[Input for this task — start]

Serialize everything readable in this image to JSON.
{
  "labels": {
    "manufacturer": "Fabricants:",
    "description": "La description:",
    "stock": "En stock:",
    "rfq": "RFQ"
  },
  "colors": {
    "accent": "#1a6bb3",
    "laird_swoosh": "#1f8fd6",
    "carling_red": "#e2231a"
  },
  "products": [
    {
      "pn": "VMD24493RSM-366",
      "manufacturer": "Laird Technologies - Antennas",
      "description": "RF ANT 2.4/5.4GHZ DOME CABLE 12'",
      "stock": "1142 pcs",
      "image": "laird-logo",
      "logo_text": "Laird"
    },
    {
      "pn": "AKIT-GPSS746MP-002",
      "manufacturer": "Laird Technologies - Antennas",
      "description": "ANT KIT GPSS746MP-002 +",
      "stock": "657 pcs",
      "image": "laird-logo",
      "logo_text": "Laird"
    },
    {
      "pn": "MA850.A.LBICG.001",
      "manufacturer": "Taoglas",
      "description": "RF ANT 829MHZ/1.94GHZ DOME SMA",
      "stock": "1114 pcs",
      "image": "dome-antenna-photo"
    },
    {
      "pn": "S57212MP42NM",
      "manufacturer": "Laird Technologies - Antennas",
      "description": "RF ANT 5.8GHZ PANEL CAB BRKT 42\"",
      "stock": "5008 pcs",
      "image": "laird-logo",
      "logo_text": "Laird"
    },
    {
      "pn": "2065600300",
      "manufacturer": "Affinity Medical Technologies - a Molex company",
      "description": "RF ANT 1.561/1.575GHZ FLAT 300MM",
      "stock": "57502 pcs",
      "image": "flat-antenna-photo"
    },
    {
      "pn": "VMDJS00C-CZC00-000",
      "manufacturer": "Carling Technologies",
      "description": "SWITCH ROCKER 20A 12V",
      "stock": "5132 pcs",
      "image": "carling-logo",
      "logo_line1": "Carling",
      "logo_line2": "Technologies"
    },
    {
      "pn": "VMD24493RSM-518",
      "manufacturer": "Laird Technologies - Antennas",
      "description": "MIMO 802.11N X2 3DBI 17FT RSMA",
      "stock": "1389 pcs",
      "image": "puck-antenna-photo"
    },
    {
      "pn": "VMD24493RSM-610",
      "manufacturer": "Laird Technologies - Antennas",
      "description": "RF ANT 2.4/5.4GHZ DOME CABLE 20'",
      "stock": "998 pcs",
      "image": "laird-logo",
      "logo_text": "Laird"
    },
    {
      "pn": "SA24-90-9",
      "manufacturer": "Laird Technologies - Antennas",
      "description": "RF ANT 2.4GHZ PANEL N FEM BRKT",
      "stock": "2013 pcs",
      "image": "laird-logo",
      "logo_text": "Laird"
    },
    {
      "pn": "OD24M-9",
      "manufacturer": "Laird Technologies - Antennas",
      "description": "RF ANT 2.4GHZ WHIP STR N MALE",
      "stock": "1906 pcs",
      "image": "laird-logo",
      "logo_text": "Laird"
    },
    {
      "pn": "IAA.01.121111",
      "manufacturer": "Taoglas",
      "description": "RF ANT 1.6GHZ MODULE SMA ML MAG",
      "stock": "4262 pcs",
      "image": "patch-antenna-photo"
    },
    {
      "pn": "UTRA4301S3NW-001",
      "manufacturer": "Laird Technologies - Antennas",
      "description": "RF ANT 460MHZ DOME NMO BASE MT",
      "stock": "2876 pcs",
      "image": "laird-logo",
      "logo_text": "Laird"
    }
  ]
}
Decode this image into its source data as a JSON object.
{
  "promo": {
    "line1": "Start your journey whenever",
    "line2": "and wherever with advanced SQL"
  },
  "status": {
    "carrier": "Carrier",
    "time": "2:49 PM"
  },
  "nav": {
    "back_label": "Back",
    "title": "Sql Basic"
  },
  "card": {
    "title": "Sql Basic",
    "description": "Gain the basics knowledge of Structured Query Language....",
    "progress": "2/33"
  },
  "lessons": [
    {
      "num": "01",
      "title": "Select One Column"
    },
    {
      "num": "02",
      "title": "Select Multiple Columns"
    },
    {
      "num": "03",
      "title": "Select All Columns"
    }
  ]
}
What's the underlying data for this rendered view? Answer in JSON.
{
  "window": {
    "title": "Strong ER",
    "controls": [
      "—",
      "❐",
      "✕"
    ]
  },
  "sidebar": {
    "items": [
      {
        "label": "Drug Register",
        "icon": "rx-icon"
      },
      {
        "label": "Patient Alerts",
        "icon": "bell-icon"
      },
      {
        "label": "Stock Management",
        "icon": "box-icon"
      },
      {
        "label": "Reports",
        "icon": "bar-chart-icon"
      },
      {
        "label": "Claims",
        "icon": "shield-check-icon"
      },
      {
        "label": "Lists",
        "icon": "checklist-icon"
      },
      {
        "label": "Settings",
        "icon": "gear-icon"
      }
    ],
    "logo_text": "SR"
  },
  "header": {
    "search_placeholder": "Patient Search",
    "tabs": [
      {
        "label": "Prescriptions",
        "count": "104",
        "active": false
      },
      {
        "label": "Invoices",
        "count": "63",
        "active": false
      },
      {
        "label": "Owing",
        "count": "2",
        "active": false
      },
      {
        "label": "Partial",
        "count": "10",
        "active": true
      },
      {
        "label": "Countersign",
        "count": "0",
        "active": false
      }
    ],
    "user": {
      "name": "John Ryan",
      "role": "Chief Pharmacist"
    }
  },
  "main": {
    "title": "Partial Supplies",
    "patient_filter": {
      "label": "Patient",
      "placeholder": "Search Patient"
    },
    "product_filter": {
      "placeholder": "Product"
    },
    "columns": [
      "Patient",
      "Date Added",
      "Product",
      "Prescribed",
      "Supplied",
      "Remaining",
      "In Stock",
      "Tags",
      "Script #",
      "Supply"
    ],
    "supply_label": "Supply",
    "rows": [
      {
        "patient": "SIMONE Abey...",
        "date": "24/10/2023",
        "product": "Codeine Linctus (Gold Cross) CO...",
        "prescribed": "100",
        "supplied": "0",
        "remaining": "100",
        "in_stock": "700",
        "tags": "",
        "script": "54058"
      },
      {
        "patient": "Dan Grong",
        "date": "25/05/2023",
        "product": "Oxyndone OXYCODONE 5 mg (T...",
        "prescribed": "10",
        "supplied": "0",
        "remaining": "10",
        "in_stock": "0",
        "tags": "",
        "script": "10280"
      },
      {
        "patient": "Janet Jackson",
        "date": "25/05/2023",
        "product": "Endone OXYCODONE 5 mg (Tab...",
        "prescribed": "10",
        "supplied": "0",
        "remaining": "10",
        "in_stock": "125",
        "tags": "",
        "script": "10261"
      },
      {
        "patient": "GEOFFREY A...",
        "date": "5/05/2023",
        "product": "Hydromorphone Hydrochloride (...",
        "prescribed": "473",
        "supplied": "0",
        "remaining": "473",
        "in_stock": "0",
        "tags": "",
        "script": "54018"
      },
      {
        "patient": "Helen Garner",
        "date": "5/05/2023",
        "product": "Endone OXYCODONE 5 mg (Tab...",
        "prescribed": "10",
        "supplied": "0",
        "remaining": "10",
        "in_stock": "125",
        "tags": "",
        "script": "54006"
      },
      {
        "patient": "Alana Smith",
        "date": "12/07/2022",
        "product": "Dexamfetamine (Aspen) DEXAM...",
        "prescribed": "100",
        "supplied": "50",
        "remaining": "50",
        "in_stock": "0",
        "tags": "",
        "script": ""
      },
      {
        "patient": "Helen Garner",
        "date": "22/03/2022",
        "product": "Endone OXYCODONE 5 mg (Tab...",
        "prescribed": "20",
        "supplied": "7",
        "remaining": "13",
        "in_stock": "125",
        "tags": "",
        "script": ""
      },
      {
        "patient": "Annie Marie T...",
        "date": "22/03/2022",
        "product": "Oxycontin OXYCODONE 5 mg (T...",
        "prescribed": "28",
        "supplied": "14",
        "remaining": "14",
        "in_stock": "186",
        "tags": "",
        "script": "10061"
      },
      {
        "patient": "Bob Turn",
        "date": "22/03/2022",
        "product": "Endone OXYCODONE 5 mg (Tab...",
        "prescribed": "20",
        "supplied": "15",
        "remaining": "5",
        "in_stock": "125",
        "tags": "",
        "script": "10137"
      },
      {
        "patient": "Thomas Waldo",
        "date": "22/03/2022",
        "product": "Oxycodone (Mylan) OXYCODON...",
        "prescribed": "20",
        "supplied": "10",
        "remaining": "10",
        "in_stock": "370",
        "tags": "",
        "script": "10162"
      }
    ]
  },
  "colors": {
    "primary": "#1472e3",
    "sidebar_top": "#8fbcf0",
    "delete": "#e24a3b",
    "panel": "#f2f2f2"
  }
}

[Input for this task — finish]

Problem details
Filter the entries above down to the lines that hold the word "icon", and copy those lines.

Your solution
        "icon": "rx-icon"
        "icon": "bell-icon"
        "icon": "box-icon"
        "icon": "bar-chart-icon"
        "icon": "shield-check-icon"
        "icon": "checklist-icon"
        "icon": "gear-icon"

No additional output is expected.